Illuminating the night sky with a brilliant splash of fire; an Orbital ATK Minotaur 4 rocket, carrying the surveillance satellite of U.S. Military, the ORS-5 Satellite penetrated into the sky in early Saturday.
The rocket’s first stage ignited at 2:04 a.m. (EDT). After 10 minutes of the igniting of the fourth one, the fifth stage of the rocket propelled to circularize the flight path at 372 miles and to eradicate the slope, putting the spaceship on a route directly over the equator.
A rocket making its first appearance on the Space Coast aims to blast off late Friday from a pad last used almost 19 years ago. “With a ideal track record of 26 successful launches, the Minotaur family has proven to be a valuable and reliable asset for the Department of Defense”.
The Air Force procured the Minotaur rockets through the Orbital Suborbital Program-3 contract managed by Kirtland AFB.
“Orbital ATK has launched almost 100 space launch and strategic rockets for the U.S. Air Force”, said Scott Lehr, President of Orbital ATK’s Flight Systems Group.
The ORS-5 launch was the sixth Minotaur IV flight.
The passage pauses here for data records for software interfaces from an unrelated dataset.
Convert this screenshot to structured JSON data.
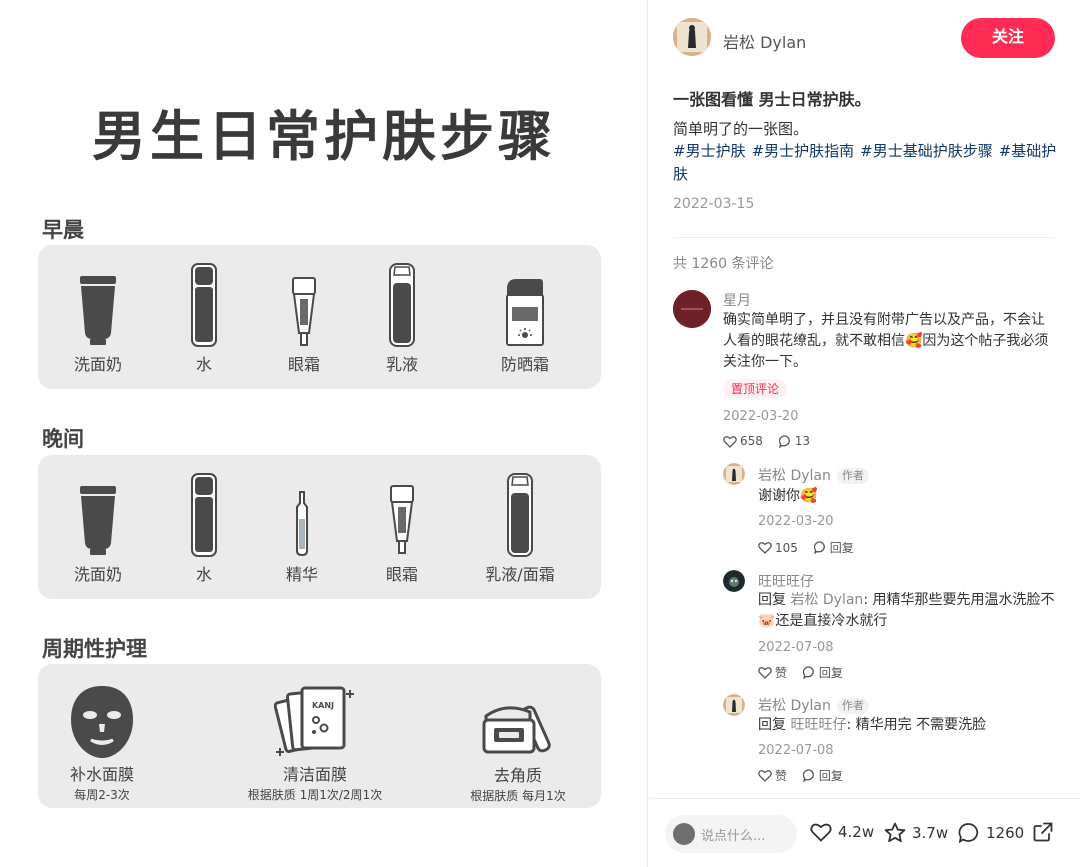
{
  "poster": {
    "title": "男生日常护肤步骤",
    "morning": {
      "title": "早晨",
      "items": [
        {
          "label": "洗面奶",
          "icon": "tube-icon"
        },
        {
          "label": "水",
          "icon": "toner-bottle-icon"
        },
        {
          "label": "眼霜",
          "icon": "eye-cream-icon"
        },
        {
          "label": "乳液",
          "icon": "lotion-bottle-icon"
        },
        {
          "label": "防晒霜",
          "icon": "sunscreen-icon"
        }
      ]
    },
    "night": {
      "title": "晚间",
      "items": [
        {
          "label": "洗面奶",
          "icon": "tube-icon"
        },
        {
          "label": "水",
          "icon": "toner-bottle-icon"
        },
        {
          "label": "精华",
          "icon": "ampoule-icon"
        },
        {
          "label": "眼霜",
          "icon": "eye-cream-icon"
        },
        {
          "label": "乳液/面霜",
          "icon": "lotion-bottle-icon"
        }
      ]
    },
    "periodic": {
      "title": "周期性护理",
      "items": [
        {
          "label": "补水面膜",
          "sub": "每周2-3次",
          "icon": "sheet-mask-icon"
        },
        {
          "label": "清洁面膜",
          "sub": "根据肤质 1周1次/2周1次",
          "icon": "clay-mask-packets-icon"
        },
        {
          "label": "去角质",
          "sub": "根据肤质 每月1次",
          "icon": "exfoliant-jar-icon"
        }
      ],
      "packet_text": "KANJ"
    }
  },
  "note": {
    "author": "岩松 Dylan",
    "follow_label": "关注",
    "title": "一张图看懂 男士日常护肤。",
    "desc": "简单明了的一张图。",
    "tags": [
      "#男士护肤",
      "#男士护肤指南",
      "#男士基础护肤步骤",
      "#基础护肤"
    ],
    "date": "2022-03-15",
    "comment_count": "共 1260 条评论"
  },
  "comments": [
    {
      "name": "星月",
      "text": "确实简单明了，并且没有附带广告以及产品，不会让人看的眼花缭乱，就不敢相信🥰因为这个帖子我必须关注你一下。",
      "pin": "置顶评论",
      "date": "2022-03-20",
      "likes": "658",
      "replies": "13"
    },
    {
      "name": "岩松 Dylan",
      "badge": "作者",
      "text": "谢谢你🥰",
      "date": "2022-03-20",
      "likes": "105",
      "reply_label": "回复"
    },
    {
      "name": "旺旺旺仔",
      "text_prefix": "回复",
      "text_ref": "岩松 Dylan",
      "text": ": 用精华那些要先用温水洗脸不🐷还是直接冷水就行",
      "date": "2022-07-08",
      "likes": "赞",
      "reply_label": "回复"
    },
    {
      "name": "岩松 Dylan",
      "badge": "作者",
      "text_prefix": "回复",
      "text_ref": "旺旺旺仔",
      "text": ": 精华用完 不需要洗脸",
      "date": "2022-07-08",
      "likes": "赞",
      "reply_label": "回复"
    }
  ],
  "bottom_bar": {
    "placeholder": "说点什么...",
    "likes": "4.2w",
    "collects": "3.7w",
    "comments": "1260"
  },
  "colors": {
    "accent": "#fe2c55",
    "tag": "#13386c",
    "panel": "#ebebeb",
    "icon_dark": "#4a4a4a"
  }
}
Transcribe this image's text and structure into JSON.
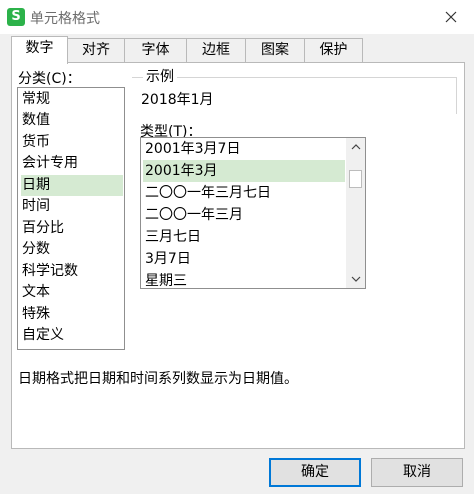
{
  "window": {
    "logo_text": "S",
    "title": "单元格格式"
  },
  "tabs": [
    {
      "label": "数字",
      "active": true
    },
    {
      "label": "对齐"
    },
    {
      "label": "字体"
    },
    {
      "label": "边框"
    },
    {
      "label": "图案"
    },
    {
      "label": "保护"
    }
  ],
  "category": {
    "label": "分类(C)：",
    "items": [
      "常规",
      "数值",
      "货币",
      "会计专用",
      "日期",
      "时间",
      "百分比",
      "分数",
      "科学记数",
      "文本",
      "特殊",
      "自定义"
    ],
    "selected": "日期"
  },
  "sample": {
    "label": "示例",
    "value": "2018年1月"
  },
  "type": {
    "label": "类型(T)：",
    "items": [
      "2001年3月7日",
      "2001年3月",
      "二〇〇一年三月七日",
      "二〇〇一年三月",
      "三月七日",
      "3月7日",
      "星期三"
    ],
    "selected": "2001年3月"
  },
  "description": "日期格式把日期和时间系列数显示为日期值。",
  "buttons": {
    "ok": "确定",
    "cancel": "取消"
  },
  "icons": {
    "close": "close-icon",
    "scroll_up": "chevron-up-icon",
    "scroll_down": "chevron-down-icon"
  },
  "colors": {
    "selection": "#d5ead2",
    "logo": "#2cb24a",
    "default_button_border": "#0078d7"
  }
}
The Minotaur 4 is capable of launching payloads up to 4,000 lbs.
Atop the solid-fueled rocket featuring several decommissioned Peacekeeper missile stages sits SensorSat, a coffee table-sized Air Force spacecraft described as a “satellite wrapped around a telescope”. And it will do this on the relative cheap: ORS-5 was developed and launched for less than $100 million, Col. Shahnaz Punjani, director of the Air Force’s Operationally Responsive Space office, said during Orbital ATK’s launch webcast this morning.
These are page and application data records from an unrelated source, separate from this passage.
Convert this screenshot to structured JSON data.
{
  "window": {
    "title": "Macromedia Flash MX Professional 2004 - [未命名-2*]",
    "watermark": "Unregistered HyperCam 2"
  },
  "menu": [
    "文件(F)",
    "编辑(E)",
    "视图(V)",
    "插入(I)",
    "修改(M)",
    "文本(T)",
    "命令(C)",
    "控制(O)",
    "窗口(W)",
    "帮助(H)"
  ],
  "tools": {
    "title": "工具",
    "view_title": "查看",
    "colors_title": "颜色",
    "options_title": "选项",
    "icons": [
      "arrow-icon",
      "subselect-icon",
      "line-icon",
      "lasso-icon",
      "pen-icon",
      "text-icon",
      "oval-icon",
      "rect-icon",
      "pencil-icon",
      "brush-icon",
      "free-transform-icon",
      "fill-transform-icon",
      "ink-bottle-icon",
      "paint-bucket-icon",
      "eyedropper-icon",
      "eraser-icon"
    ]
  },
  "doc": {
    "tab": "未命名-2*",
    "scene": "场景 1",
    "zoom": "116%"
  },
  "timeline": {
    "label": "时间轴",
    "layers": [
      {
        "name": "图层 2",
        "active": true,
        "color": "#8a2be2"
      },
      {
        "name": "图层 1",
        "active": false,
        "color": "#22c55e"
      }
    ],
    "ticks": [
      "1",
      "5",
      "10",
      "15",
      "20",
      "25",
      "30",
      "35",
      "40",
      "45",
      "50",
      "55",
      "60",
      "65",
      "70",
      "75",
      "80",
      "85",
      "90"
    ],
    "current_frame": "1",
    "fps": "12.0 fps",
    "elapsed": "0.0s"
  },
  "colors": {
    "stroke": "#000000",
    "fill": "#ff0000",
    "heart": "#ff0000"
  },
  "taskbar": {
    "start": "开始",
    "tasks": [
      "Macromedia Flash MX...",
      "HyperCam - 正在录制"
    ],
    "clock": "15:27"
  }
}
“It’s sort of analogous to a surveillance radar at an airport, which goes around and around and around and around, surveilling the domain”, said Grant Stokes of the Massachusetts Institute of Technology’s Lincoln Laboratory, which built the satellite.
“From this orbit, ORS-5 will deliver timely, reliable and accurate space situational awareness information to the United States Strategic Command through the Joint Space Operations Center”.
Space Florida President and CEO Frank DiBello hopes more Minotaurs and potentially other small rockets will keep Complex 46 busy after that. Its portfolio includes the Global Positioning System, military satellite communications, defense meteorological satellites, space launch and range systems, satellite control networks, space based infrared systems and space situational awareness capabilities.
“We are excited to see the pad reignite with activity, and look forward to hosting Orbital ATK and other launch providers as we enter a new season of life for this historic facility”, DiBello said.